I don’t know how many clients I’ve spoken with over the past 30 years I’ve been coordinator of New Directions who wished they had addressed this behaviour as soon as it started. These individuals are now dealing with police, courts and probation. Don’t wait.
In the case of yelling, name-calling or responding with insults, Mark says it’s important to acknowledge that every relationship has conflicts and arguments. “Not every poorly chosen word is abusive, in the way we mean at New Directions. In a healthy relationship, these occurrences can be dealt with through healthy communication and respect for the other partner. But if these behaviours become a pattern in the relationship, then outside support is probably necessary.”
What difference can it make for couples (and, potentially, their families)?
- In cases where the abuse has eroded to the point it’s unlikely the relationship can continue, New Directions may help the abusive partner let go of the relationship without resorting to threats or other controlling behaviour.
- Our partner outreach can also support the victim of the abuse to move forward.

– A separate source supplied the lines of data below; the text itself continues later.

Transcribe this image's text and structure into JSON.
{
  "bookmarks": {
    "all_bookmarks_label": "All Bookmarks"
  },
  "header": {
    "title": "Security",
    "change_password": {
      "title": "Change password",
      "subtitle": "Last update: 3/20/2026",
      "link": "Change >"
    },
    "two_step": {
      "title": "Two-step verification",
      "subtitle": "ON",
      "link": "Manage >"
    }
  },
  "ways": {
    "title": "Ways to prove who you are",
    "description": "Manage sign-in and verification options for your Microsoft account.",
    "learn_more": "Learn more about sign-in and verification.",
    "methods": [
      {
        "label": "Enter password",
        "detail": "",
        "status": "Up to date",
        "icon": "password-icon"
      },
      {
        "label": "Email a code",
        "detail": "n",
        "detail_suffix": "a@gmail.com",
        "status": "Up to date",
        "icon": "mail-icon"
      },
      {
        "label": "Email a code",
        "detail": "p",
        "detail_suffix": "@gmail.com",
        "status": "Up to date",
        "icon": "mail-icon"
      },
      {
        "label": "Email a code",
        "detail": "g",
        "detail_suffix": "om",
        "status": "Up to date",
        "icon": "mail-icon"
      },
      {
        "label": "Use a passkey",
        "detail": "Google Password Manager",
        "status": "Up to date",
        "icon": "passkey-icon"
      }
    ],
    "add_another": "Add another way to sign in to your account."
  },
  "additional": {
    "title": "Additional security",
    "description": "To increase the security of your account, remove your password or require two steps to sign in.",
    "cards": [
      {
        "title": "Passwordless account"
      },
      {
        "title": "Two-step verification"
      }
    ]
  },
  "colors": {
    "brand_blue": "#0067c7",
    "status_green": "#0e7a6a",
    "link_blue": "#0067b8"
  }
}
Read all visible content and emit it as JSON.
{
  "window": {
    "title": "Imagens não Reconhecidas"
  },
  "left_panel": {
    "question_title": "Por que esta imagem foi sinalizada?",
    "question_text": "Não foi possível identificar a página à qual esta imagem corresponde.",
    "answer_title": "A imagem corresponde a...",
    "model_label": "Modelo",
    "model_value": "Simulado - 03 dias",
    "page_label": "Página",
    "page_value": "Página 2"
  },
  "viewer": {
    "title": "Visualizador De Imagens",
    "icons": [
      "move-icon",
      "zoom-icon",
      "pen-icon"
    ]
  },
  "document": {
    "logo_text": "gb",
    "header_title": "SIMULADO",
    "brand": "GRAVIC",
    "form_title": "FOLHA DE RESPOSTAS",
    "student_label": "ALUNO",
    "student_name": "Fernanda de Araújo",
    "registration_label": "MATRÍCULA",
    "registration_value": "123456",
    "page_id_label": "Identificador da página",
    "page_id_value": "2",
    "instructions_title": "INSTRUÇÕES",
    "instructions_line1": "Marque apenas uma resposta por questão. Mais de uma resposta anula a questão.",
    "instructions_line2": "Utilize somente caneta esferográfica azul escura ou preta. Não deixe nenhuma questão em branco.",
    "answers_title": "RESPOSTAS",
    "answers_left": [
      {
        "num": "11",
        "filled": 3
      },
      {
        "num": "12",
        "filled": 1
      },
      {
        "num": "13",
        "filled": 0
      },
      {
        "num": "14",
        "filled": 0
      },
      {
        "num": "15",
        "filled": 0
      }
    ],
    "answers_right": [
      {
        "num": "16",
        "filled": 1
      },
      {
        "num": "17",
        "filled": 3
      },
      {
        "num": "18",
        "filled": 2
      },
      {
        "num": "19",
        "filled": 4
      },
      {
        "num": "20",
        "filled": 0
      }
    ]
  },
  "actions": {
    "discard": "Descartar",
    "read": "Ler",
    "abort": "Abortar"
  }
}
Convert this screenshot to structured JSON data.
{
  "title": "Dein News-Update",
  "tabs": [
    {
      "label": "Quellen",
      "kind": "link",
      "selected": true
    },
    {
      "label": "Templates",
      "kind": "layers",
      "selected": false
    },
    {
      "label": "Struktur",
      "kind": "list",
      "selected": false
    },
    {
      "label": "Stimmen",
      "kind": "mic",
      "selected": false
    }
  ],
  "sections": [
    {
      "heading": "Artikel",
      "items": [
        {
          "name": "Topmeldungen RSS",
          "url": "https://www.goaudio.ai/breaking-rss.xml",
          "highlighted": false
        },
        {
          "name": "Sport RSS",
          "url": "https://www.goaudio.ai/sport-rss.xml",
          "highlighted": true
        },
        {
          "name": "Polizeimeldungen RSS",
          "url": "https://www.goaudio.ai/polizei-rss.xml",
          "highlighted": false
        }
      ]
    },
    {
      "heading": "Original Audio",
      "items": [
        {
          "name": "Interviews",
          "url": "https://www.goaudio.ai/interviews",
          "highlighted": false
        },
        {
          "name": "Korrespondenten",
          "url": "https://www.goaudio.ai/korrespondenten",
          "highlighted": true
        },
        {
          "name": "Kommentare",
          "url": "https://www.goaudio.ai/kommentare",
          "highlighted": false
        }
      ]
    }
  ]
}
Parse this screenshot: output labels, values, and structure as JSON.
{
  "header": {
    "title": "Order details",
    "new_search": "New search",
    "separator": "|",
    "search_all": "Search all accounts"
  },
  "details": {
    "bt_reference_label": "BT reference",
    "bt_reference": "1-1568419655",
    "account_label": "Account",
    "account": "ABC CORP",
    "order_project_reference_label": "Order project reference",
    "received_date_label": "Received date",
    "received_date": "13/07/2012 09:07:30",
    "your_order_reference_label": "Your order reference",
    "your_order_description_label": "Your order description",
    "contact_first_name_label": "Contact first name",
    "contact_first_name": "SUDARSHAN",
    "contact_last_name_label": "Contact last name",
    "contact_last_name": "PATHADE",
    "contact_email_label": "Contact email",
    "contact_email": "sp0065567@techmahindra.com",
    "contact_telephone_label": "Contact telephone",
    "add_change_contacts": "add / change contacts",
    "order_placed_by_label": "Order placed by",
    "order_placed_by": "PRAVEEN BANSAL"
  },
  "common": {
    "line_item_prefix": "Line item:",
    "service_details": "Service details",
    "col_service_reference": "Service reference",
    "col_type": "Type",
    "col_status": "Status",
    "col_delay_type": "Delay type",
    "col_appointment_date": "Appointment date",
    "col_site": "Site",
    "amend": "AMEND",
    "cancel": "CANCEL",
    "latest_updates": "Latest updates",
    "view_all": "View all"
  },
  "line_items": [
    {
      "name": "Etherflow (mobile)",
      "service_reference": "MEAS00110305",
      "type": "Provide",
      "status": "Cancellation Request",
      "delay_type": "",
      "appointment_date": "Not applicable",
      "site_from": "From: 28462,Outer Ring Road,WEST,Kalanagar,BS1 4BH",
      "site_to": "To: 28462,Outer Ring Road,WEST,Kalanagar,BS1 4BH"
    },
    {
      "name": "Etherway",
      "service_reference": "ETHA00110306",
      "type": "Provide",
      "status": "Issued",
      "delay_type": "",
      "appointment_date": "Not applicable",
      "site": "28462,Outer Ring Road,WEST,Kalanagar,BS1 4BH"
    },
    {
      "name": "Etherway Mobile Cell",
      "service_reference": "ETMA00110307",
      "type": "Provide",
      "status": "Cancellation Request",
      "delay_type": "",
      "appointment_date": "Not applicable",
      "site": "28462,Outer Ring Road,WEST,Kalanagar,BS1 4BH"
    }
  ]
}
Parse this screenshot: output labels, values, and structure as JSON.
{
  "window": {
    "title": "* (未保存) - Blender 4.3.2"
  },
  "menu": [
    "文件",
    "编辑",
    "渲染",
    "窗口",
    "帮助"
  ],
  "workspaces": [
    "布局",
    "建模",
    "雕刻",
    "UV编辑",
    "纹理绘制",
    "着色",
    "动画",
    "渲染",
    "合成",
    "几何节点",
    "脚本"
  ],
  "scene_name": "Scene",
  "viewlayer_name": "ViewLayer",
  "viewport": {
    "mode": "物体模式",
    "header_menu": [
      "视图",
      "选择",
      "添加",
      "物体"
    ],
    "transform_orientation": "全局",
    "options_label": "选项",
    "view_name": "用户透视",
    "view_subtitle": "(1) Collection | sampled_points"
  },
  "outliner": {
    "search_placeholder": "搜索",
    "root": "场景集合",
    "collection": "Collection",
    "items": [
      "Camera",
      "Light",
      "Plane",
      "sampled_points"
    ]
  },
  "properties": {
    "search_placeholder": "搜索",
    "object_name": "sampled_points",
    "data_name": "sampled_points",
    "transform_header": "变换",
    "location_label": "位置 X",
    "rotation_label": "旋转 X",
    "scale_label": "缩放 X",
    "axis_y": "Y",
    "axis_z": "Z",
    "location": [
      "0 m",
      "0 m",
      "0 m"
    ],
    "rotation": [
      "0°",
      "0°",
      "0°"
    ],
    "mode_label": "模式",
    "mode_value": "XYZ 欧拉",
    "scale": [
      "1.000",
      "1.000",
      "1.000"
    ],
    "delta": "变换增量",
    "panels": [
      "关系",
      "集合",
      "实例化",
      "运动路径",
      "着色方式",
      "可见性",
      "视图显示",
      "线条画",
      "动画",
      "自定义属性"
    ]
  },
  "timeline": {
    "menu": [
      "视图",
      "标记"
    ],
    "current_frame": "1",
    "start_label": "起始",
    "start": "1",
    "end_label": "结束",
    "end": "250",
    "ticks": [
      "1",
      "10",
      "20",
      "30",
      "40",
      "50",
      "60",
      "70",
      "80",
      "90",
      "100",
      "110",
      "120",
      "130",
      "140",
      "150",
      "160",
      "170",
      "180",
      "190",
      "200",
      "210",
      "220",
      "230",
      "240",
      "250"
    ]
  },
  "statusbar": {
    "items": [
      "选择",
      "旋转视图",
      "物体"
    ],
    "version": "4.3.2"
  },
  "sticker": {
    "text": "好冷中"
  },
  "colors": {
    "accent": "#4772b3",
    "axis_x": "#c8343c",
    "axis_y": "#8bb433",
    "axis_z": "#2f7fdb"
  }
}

As devastating as the end of a relationship can be, it’s better for the children to live a life that does not include exposure to domestic abuse.
- [When relationships do end], New Directions can help clients understand the source of their behaviour and, hopefully, make better choices in their next relationship and parent their children in a more healthy, child-centred way.
- For couples who choose to stay together, New Directions can assist the partner who has used abusive behaviour to find healthy, non-abusive alternatives.
Call 613 233-8478, ext. 225 for details. There is a fee for New Directions. The initial intake/assessment interview is $5 for those who are not employed and $20 for those who are working. The fee for the 12-week program is calculated on a sliding scale, geared to income.